▸ **DATA**
────────────────────────────────────────
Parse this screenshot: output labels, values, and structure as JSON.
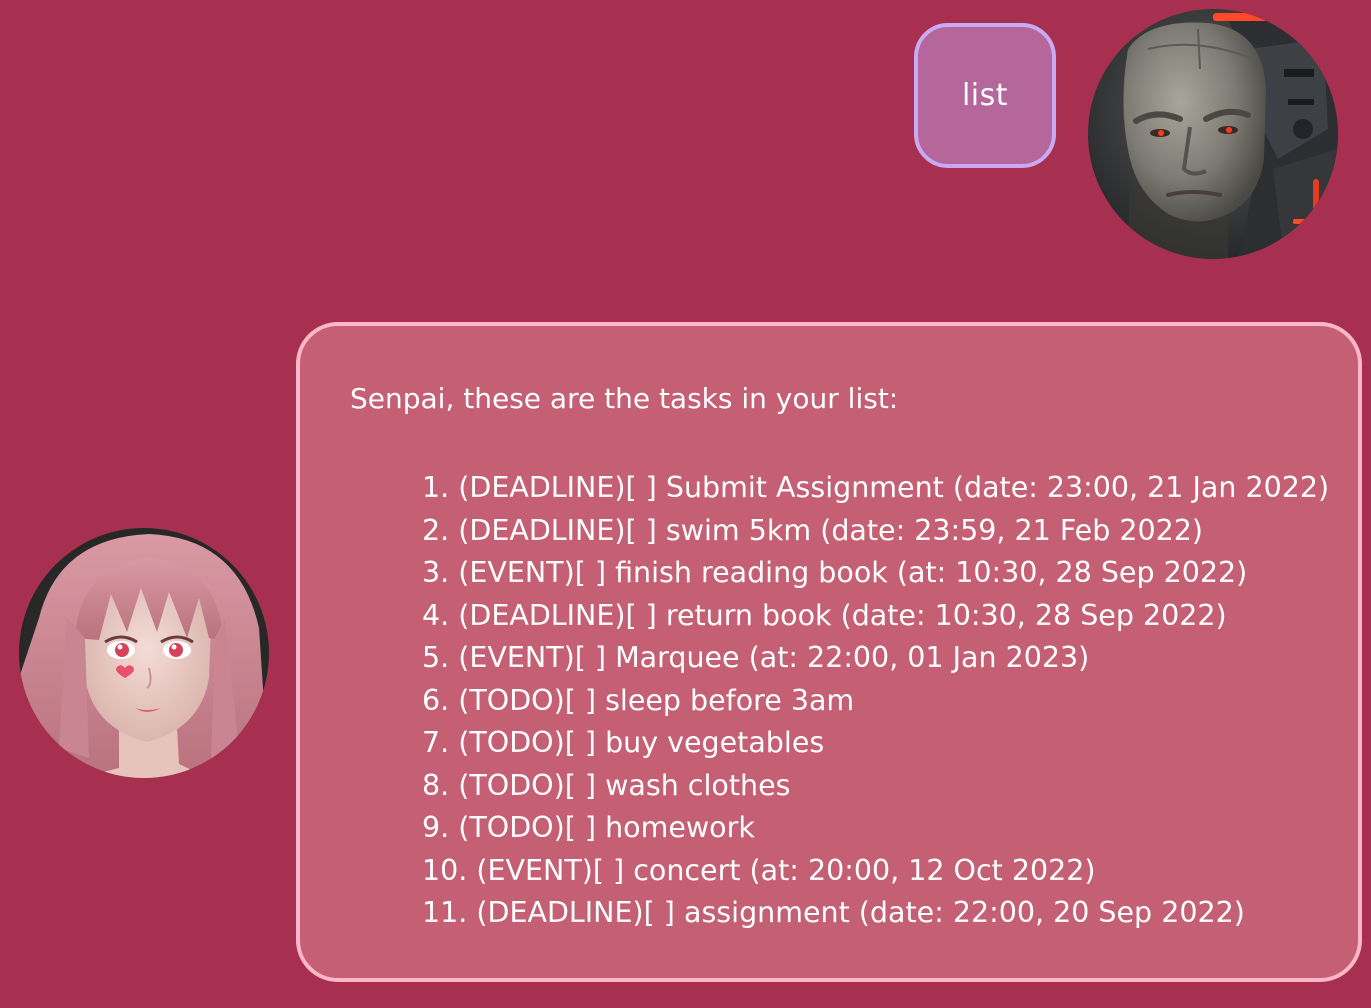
{
  "user_message": {
    "text": "list",
    "avatar_icon": "cyborg-man-avatar"
  },
  "bot_message": {
    "intro": "Senpai, these are the tasks in your list:",
    "avatar_icon": "anime-girl-avatar",
    "tasks": [
      "1. (DEADLINE)[ ] Submit Assignment (date: 23:00, 21 Jan 2022)",
      "2. (DEADLINE)[ ] swim 5km (date: 23:59, 21 Feb 2022)",
      "3. (EVENT)[ ] finish reading book (at: 10:30, 28 Sep 2022)",
      "4. (DEADLINE)[ ] return book (date: 10:30, 28 Sep 2022)",
      "5. (EVENT)[ ] Marquee (at: 22:00, 01 Jan 2023)",
      "6. (TODO)[ ] sleep before 3am",
      "7. (TODO)[ ] buy vegetables",
      "8. (TODO)[ ] wash clothes",
      "9. (TODO)[ ] homework",
      "10. (EVENT)[ ] concert (at: 20:00, 12 Oct 2022)",
      "11. (DEADLINE)[ ] assignment (date: 22:00, 20 Sep 2022)"
    ]
  },
  "colors": {
    "background": "#a72f50",
    "user_bubble": "#b5679b",
    "user_bubble_border": "#c9aaf2",
    "bot_bubble": "#c55f74",
    "bot_bubble_border": "#ffb6c6",
    "text": "#ffffff"
  }
}
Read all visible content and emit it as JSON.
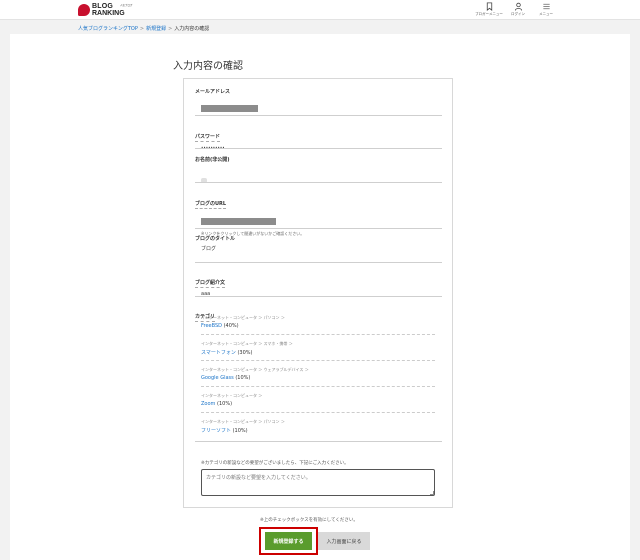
{
  "header": {
    "logo_line1": "BLOG",
    "logo_line2": "RANKING",
    "logo_small": "人気ブログ",
    "buttons": [
      {
        "label": "ブロガーメニュー",
        "icon": "bookmark-icon"
      },
      {
        "label": "ログイン",
        "icon": "user-icon"
      },
      {
        "label": "メニュー",
        "icon": "hamburger-icon"
      }
    ]
  },
  "breadcrumb": {
    "items": [
      "人気ブログランキングTOP",
      "新規登録",
      "入力内容の確認"
    ],
    "separator": ">"
  },
  "page": {
    "title": "入力内容の確認"
  },
  "fields": {
    "email_label": "メールアドレス",
    "password_label": "パスワード",
    "password_value": "••••••••••",
    "name_label": "お名前(非公開)",
    "url_label": "ブログのURL",
    "url_hint": "※リンクをクリックして間違いがないかご確認ください。",
    "title_label": "ブログのタイトル",
    "title_value": "ブログ",
    "intro_label": "ブログ紹介文",
    "intro_value": "aaa",
    "category_label": "カテゴリ"
  },
  "categories": [
    {
      "path": "インターネット・コンピュータ ＞ パソコン ＞",
      "name": "FreeBSD",
      "count": "(40%)"
    },
    {
      "path": "インターネット・コンピュータ ＞ スマホ・携帯 ＞",
      "name": "スマートフォン",
      "count": "(30%)"
    },
    {
      "path": "インターネット・コンピュータ ＞ ウェアラブルデバイス ＞",
      "name": "Google Glass",
      "count": "(10%)"
    },
    {
      "path": "インターネット・コンピュータ ＞",
      "name": "Zoom",
      "count": "(10%)"
    },
    {
      "path": "インターネット・コンピュータ ＞ パソコン ＞",
      "name": "フリーソフト",
      "count": "(10%)"
    }
  ],
  "request": {
    "label": "※カテゴリの新設などの要望がございましたら、下記にご入力ください。",
    "placeholder": "カテゴリの新設など要望を入力してください。"
  },
  "footer": {
    "check_note": "※上のチェックボックスを有効にしてください。",
    "submit_label": "新規登録する",
    "back_label": "入力画面に戻る"
  },
  "colors": {
    "accent_link": "#1a73c8",
    "submit_green": "#5a9c2d",
    "highlight_red": "#cc0000",
    "brand_red": "#c8102e"
  }
}
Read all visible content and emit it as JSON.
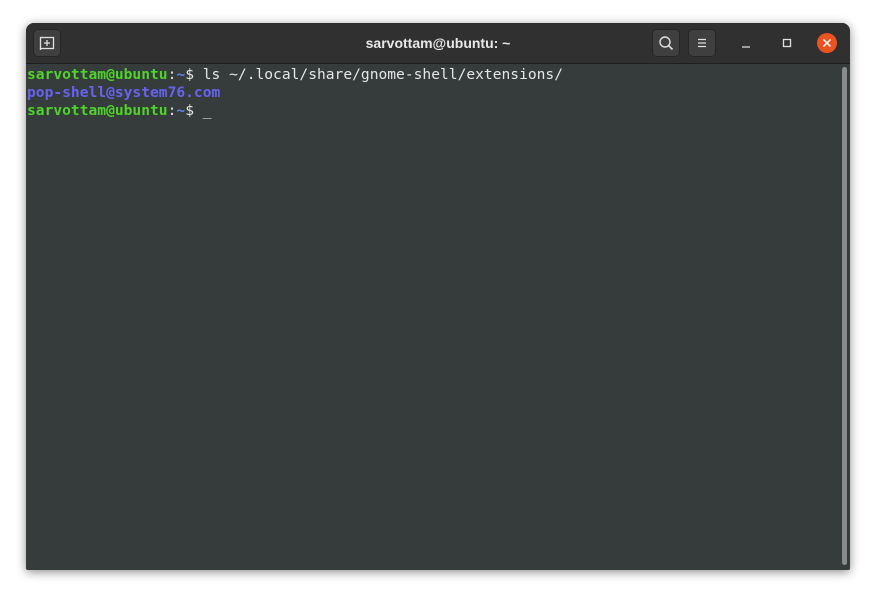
{
  "window": {
    "title": "sarvottam@ubuntu: ~"
  },
  "titlebar": {
    "new_tab_icon": "new-tab-icon",
    "search_icon": "search-icon",
    "menu_icon": "hamburger-menu-icon",
    "minimize_icon": "minimize-icon",
    "maximize_icon": "maximize-icon",
    "close_icon": "close-icon",
    "close_color": "#e95420"
  },
  "terminal": {
    "lines": [
      {
        "user": "sarvottam@ubuntu",
        "colon": ":",
        "path": "~",
        "dollar": "$ ",
        "command": "ls ~/.local/share/gnome-shell/extensions/"
      },
      {
        "output": "pop-shell@system76.com"
      },
      {
        "user": "sarvottam@ubuntu",
        "colon": ":",
        "path": "~",
        "dollar": "$ ",
        "cursor": "_"
      }
    ]
  },
  "colors": {
    "background": "#363b3b",
    "prompt_user": "#4ed42a",
    "prompt_path": "#5d82e8",
    "directory": "#6663f0"
  }
}
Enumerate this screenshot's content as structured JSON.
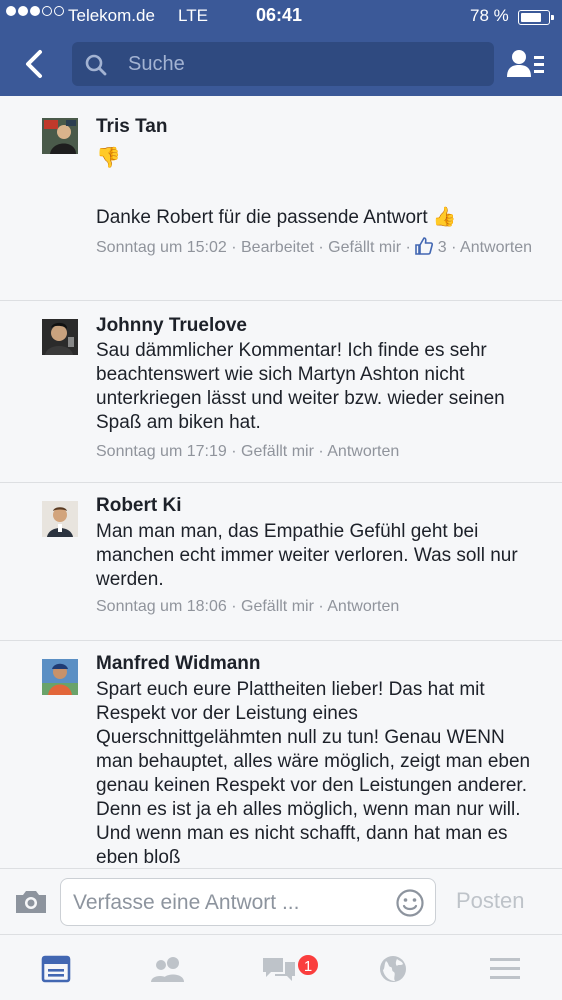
{
  "status_bar": {
    "carrier": "Telekom.de",
    "network": "LTE",
    "time": "06:41",
    "battery_percent": "78 %",
    "battery_level": 0.78,
    "signal_bars_filled": 3,
    "signal_bars_total": 5
  },
  "header": {
    "search_placeholder": "Suche",
    "icons": {
      "back": "chevron-left-icon",
      "search": "search-icon",
      "friends": "friend-list-icon"
    }
  },
  "comments": [
    {
      "author": "Tris Tan",
      "text_before": "👎",
      "text": "Danke Robert für die passende Antwort 👍",
      "time": "Sonntag um 15:02",
      "edited": "Bearbeitet",
      "like_label": "Gefällt mir",
      "like_count": "3",
      "reply_label": "Antworten"
    },
    {
      "author": "Johnny Truelove",
      "text": "Sau dämmlicher Kommentar! Ich finde es sehr beachtenswert wie sich Martyn Ashton nicht unterkriegen lässt und weiter bzw. wieder seinen Spaß am biken hat.",
      "time": "Sonntag um 17:19",
      "like_label": "Gefällt mir",
      "reply_label": "Antworten"
    },
    {
      "author": "Robert Ki",
      "text": "Man man man, das Empathie Gefühl geht bei manchen echt immer weiter verloren. Was soll nur werden.",
      "time": "Sonntag um 18:06",
      "like_label": "Gefällt mir",
      "reply_label": "Antworten"
    },
    {
      "author": "Manfred Widmann",
      "text": "Spart euch eure Plattheiten lieber! Das hat mit Respekt vor der Leistung eines Querschnittgelähmten null zu tun! Genau WENN man behauptet, alles wäre möglich, zeigt man eben genau keinen Respekt vor den Leistungen anderer. Denn es ist ja eh alles möglich, wenn man nur will. Und wenn man es nicht schafft, dann hat man es eben bloß"
    }
  ],
  "reply_bar": {
    "placeholder": "Verfasse eine Antwort ...",
    "post_label": "Posten"
  },
  "tab_bar": {
    "tabs": [
      "news-feed-icon",
      "friend-requests-icon",
      "messages-icon",
      "notifications-globe-icon",
      "menu-icon"
    ],
    "messages_badge": "1",
    "active_tab": 0
  },
  "colors": {
    "brand": "#3b5998",
    "search_bg": "#2f4a80",
    "meta_text": "#90949c",
    "like_blue": "#4267b2",
    "badge_red": "#fa3e3e",
    "tab_active": "#4267b2",
    "tab_inactive": "#bec3c9"
  }
}
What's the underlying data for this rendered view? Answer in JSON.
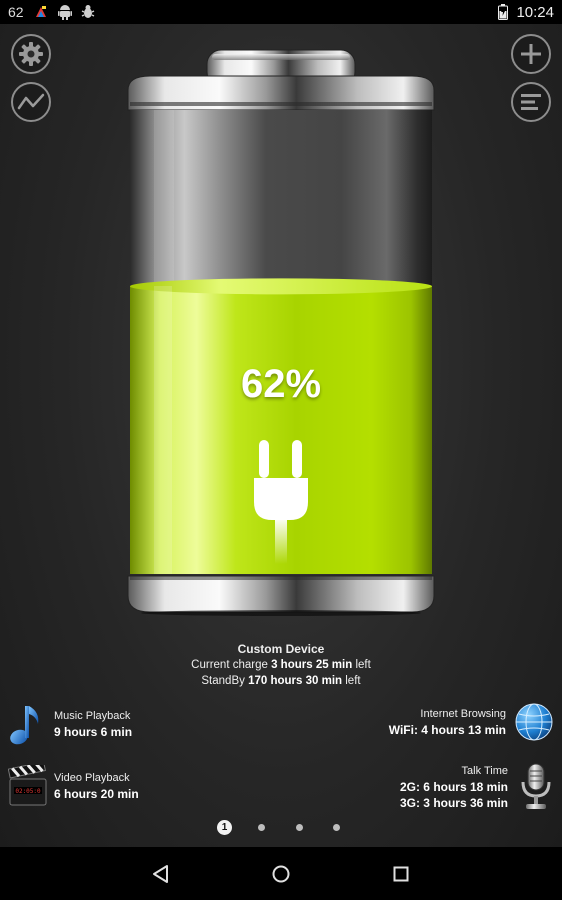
{
  "status_bar": {
    "left_text": "62",
    "time": "10:24",
    "icons": [
      "app-notification-icon",
      "android-icon",
      "bug-icon",
      "battery-status-icon"
    ]
  },
  "toolbar": {
    "left": [
      "gear-icon",
      "trend-icon"
    ],
    "right": [
      "add-icon",
      "menu-lines-icon"
    ]
  },
  "battery": {
    "percent_label": "62%",
    "level_percent": 62,
    "charging": true,
    "fill_color": "#b6e100"
  },
  "device": {
    "name": "Custom Device",
    "current_charge_prefix": "Current charge",
    "current_charge_value": "3 hours 25 min",
    "current_charge_suffix": "left",
    "standby_prefix": "StandBy",
    "standby_value": "170 hours 30 min",
    "standby_suffix": "left"
  },
  "stats": {
    "music": {
      "label": "Music Playback",
      "value": "9 hours 6 min",
      "icon": "music-note-icon"
    },
    "video": {
      "label": "Video Playback",
      "value": "6 hours 20 min",
      "icon": "clapperboard-icon"
    },
    "internet": {
      "label": "Internet Browsing",
      "value": "WiFi: 4 hours 13 min",
      "icon": "globe-icon"
    },
    "talk": {
      "label": "Talk Time",
      "value_2g": "2G: 6 hours 18 min",
      "value_3g": "3G: 3 hours 36 min",
      "icon": "microphone-icon"
    }
  },
  "pager": {
    "active_label": "1",
    "total": 4,
    "active_index": 0
  },
  "nav": [
    "back-icon",
    "home-icon",
    "recents-icon"
  ]
}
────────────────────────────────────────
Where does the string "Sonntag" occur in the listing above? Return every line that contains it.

      "time": "Sonntag um 15:02",
      "time": "Sonntag um 17:19",
      "time": "Sonntag um 18:06",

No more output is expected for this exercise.